[Task objective] Pick out the lines below with "allergic" and list them.

^^^^

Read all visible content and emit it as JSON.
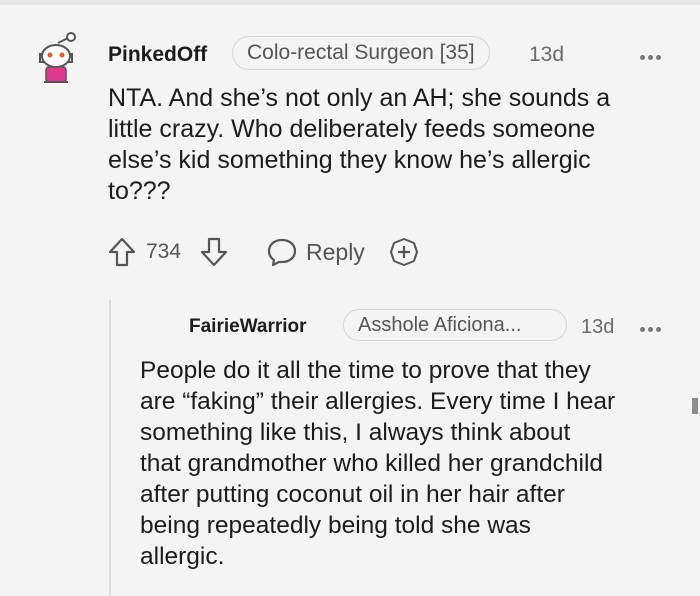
{
  "comment": {
    "username": "PinkedOff",
    "flair": "Colo-rectal Surgeon [35]",
    "age": "13d",
    "text_lines": [
      "NTA. And she’s not only an AH; she sounds a",
      "little crazy. Who deliberately feeds someone",
      "else’s kid something they know he’s allergic",
      "to???"
    ],
    "votes": "734",
    "reply_label": "Reply"
  },
  "reply": {
    "username": "FairieWarrior",
    "flair": "Asshole Aficiona...",
    "age": "13d",
    "text_lines": [
      "People do it all the time to prove that they",
      "are “faking” their allergies. Every time I hear",
      "something like this, I always think about",
      "that grandmother who killed her grandchild",
      "after putting coconut oil in her hair after",
      "being repeatedly being told she was",
      "allergic."
    ]
  },
  "colors": {
    "background": "#f4f4f4",
    "avatar_accent": "#e0398f",
    "icon": "#555555"
  },
  "icons": [
    "snoo-avatar-icon",
    "upvote-icon",
    "downvote-icon",
    "reply-icon",
    "award-icon",
    "more-options-icon"
  ]
}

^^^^

[Result of this exercise]
      "else’s kid something they know he’s allergic",
      "allergic."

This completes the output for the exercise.